Markets & Investment News South Africa

Subscribe

Elections 2024

Ayanda Allie throws down some facts!

Ayanda Allie throws down some facts!

Advertise your job ad
    Search jobs

    #MTBPS2020: SAIBPP welcomes commitment to invest in housing infrastructure

    Following finance minister Tito Mboweni's 2020 Medium-Term Budget Policy Statement, the South African Institute of Black Property Practitioners (SAIBPP) has welcomed the commitment to invest in housing infrastructure and the increasing support for moderate to low-income workers with the subsidies to impact social housing.
    Finance minister Tito Mboweni. Image source: Flickr/GovernmentZA
    Finance minister Tito Mboweni. Image source: Flickr/GovernmentZA

    “We believe this will go a long way to revitalise decaying and dying urban centres if invested appropriately. Nevertheless, we encourage government to use this as an opportunity to increase investment towards addressing spatial disparities by making sure that the subsidies are geared deliberately towards projects that are located in urban centres (CBDs) and are situated in areas where the inclusion of medium to low-income social housing promotes human settlement inclusivity and integration,” said SAIBPP chairperson of policy and advocacy Mashilo Pitjeng.

    SAIBPP is also encouraged that the majority of the consolidated spending could be channelled towards education, learning and culture, the R12.6bn going towards employment initiatives in the short-term, the review of the Loan Guarantee Scheme in consultation with the Banking Association and government, for wider impact.

    Mashilo Pitjeng, SAIBPP chairperson of policy and advocacy
    Mashilo Pitjeng, SAIBPP chairperson of policy and advocacy

    Inefficient spending

    However, the organisation said that this may not amount to much if inefficient spending persists as poor government spending patterns and corruption are key components in crippling the country’s economy. SAIBPP also expressed disappointment that government is silent around tapping into the private sector’s excess cash holdings as a form of investment towards rebuilding the country and the economy.

    “It is our belief that the government can use additional tax mechanisms to unlock the excess cash reserves not invested in the economy. Directly linked to slow economic growth is hoarding of cash by corporate South Africa. The government and the South African public should not be struggling with borrowing money from international funders whilst the private sector is on an investment strike, hoarding trillions in cash reserves. Excess cash should be put to use to fund growth or private and public infrastructure initiatives, or must be paid to shareholders since the country is suffering from lost opportunities which are a cost of not tapping into the corporate excess cash holdings.

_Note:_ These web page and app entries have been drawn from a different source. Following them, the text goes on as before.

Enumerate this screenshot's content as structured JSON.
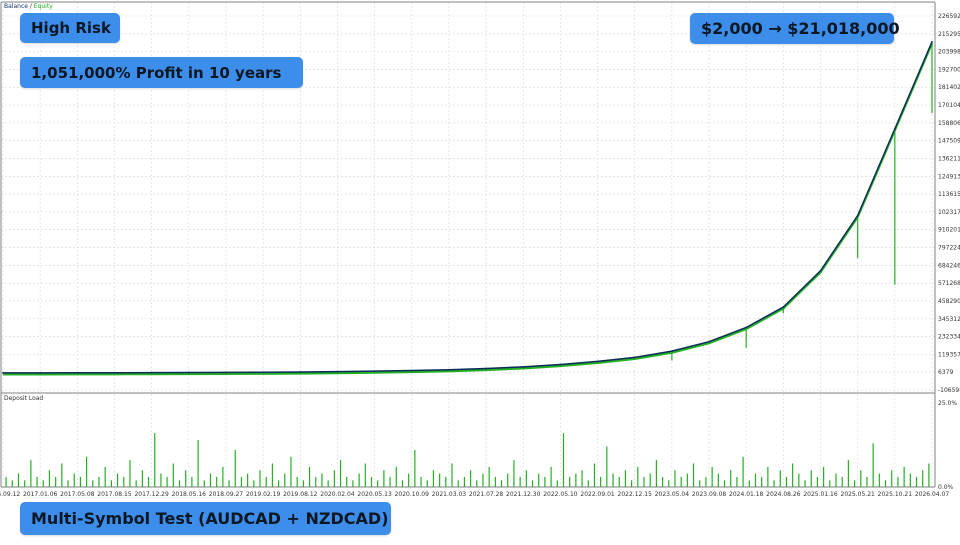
{
  "legend": {
    "balance": "Balance",
    "sep": " / ",
    "equity": "Equity"
  },
  "lower_title": "Deposit Load",
  "badges": {
    "risk": "High Risk",
    "profit": "1,051,000% Profit in 10 years",
    "growth": "$2,000 → $21,018,000",
    "test": "Multi-Symbol Test (AUDCAD + NZDCAD)"
  },
  "colors": {
    "balance": "#0d2b5c",
    "equity": "#22b022",
    "load": "#22b022",
    "badge": "#3d8eea",
    "grid": "#d8d8d8",
    "axis": "#808080"
  },
  "chart_data": [
    {
      "type": "line",
      "title": "",
      "xlabel": "",
      "ylabel": "",
      "grid": true,
      "legend": "top-left",
      "x": [
        "2016.09.12",
        "2017.01.06",
        "2017.05.08",
        "2017.08.15",
        "2017.12.29",
        "2018.05.16",
        "2018.09.27",
        "2019.02.19",
        "2019.08.12",
        "2020.02.04",
        "2020.05.13",
        "2020.10.09",
        "2021.03.03",
        "2021.07.28",
        "2021.12.30",
        "2022.05.10",
        "2022.09.01",
        "2022.12.15",
        "2023.05.04",
        "2023.09.08",
        "2024.01.18",
        "2024.08.26",
        "2025.01.16",
        "2025.05.21",
        "2025.10.21",
        "2026.04.07"
      ],
      "y_ticks": [
        "2265928",
        "2152958",
        "2039980",
        "1927002",
        "1814024",
        "1701046",
        "1588068",
        "1475091",
        "1362113",
        "1249135",
        "1136157",
        "1023179",
        "910201",
        "797224",
        "684246",
        "571268",
        "458290",
        "345312",
        "232334",
        "119357",
        "6379",
        "-106598"
      ],
      "ylim": [
        -106598,
        2265928
      ],
      "series": [
        {
          "name": "Balance",
          "values": [
            2000,
            2200,
            2500,
            3000,
            3500,
            4200,
            5000,
            6200,
            7800,
            10000,
            13000,
            17000,
            22000,
            30000,
            40000,
            55000,
            75000,
            100000,
            140000,
            200000,
            290000,
            420000,
            650000,
            1000000,
            1550000,
            2102000
          ]
        },
        {
          "name": "Equity",
          "values": [
            2000,
            2200,
            2500,
            3000,
            3500,
            4200,
            5000,
            6200,
            7800,
            10000,
            13000,
            17000,
            22000,
            30000,
            40000,
            55000,
            75000,
            100000,
            140000,
            200000,
            290000,
            420000,
            650000,
            1000000,
            1550000,
            2102000
          ],
          "drawdowns": [
            {
              "x": "2023.05.04",
              "value": 80000
            },
            {
              "x": "2024.01.18",
              "value": 160000
            },
            {
              "x": "2024.08.26",
              "value": 380000
            },
            {
              "x": "2025.05.21",
              "value": 730000
            },
            {
              "x": "2025.10.21",
              "value": 560000
            },
            {
              "x": "2026.04.07",
              "value": 1650000
            }
          ]
        }
      ]
    },
    {
      "type": "bar",
      "title": "Deposit Load",
      "xlabel": "",
      "ylabel": "",
      "grid": true,
      "y_ticks": [
        "25.0%",
        "0.0%"
      ],
      "ylim": [
        0,
        25
      ],
      "x_range": [
        "2016.09.12",
        "2026.04.07"
      ],
      "values": [
        3,
        2,
        4,
        2,
        8,
        3,
        2,
        5,
        3,
        7,
        2,
        4,
        3,
        9,
        2,
        3,
        6,
        2,
        4,
        3,
        8,
        2,
        5,
        3,
        16,
        4,
        3,
        7,
        2,
        5,
        3,
        14,
        2,
        4,
        3,
        6,
        2,
        11,
        3,
        4,
        2,
        5,
        3,
        7,
        2,
        4,
        9,
        3,
        2,
        6,
        3,
        4,
        2,
        5,
        8,
        3,
        2,
        4,
        7,
        3,
        2,
        5,
        3,
        6,
        2,
        4,
        11,
        3,
        2,
        5,
        4,
        3,
        7,
        2,
        3,
        5,
        2,
        4,
        6,
        3,
        2,
        4,
        8,
        3,
        5,
        2,
        4,
        3,
        6,
        2,
        16,
        3,
        4,
        5,
        2,
        7,
        3,
        12,
        4,
        3,
        5,
        2,
        6,
        3,
        4,
        8,
        3,
        2,
        5,
        3,
        4,
        7,
        2,
        3,
        6,
        4,
        2,
        5,
        3,
        9,
        2,
        4,
        3,
        6,
        2,
        5,
        3,
        7,
        4,
        2,
        5,
        3,
        6,
        2,
        4,
        3,
        8,
        2,
        5,
        3,
        13,
        4,
        2,
        5,
        3,
        6,
        4,
        3,
        5,
        7
      ]
    }
  ]
}
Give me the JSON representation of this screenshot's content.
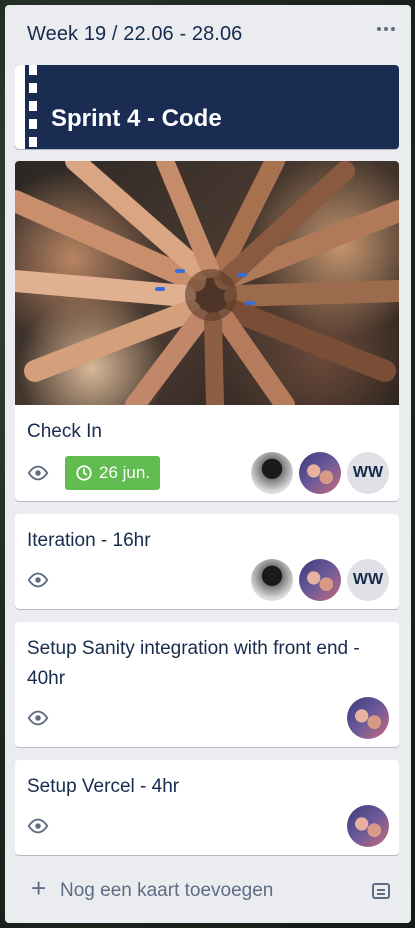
{
  "list": {
    "title": "Week 19 / 22.06 - 28.06",
    "menu_icon": "more-horizontal-icon",
    "add_card_label": "Nog een kaart toevoegen",
    "template_icon": "card-template-icon"
  },
  "banner": {
    "title": "Sprint 4 - Code"
  },
  "cards": [
    {
      "title": "Check In",
      "has_cover": true,
      "watching": true,
      "due": "26 jun.",
      "due_color": "#61bd4f",
      "members": [
        "avatar-bw",
        "avatar-duo",
        "WW"
      ]
    },
    {
      "title": "Iteration - 16hr",
      "watching": true,
      "members": [
        "avatar-bw",
        "avatar-duo",
        "WW"
      ]
    },
    {
      "title": "Setup Sanity integration with front end - 40hr",
      "watching": true,
      "members": [
        "avatar-duo"
      ]
    },
    {
      "title": "Setup Vercel - 4hr",
      "watching": true,
      "members": [
        "avatar-duo"
      ]
    }
  ],
  "member_initials": "WW",
  "colors": {
    "list_bg": "#ebecf0",
    "banner_bg": "#1a2c51",
    "due_green": "#61bd4f",
    "text": "#172b4d",
    "muted": "#5e6c84"
  }
}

    "The government should put a 15% penalty tax on excess cash reserves,” said Pitjeng.

    Let's do Biz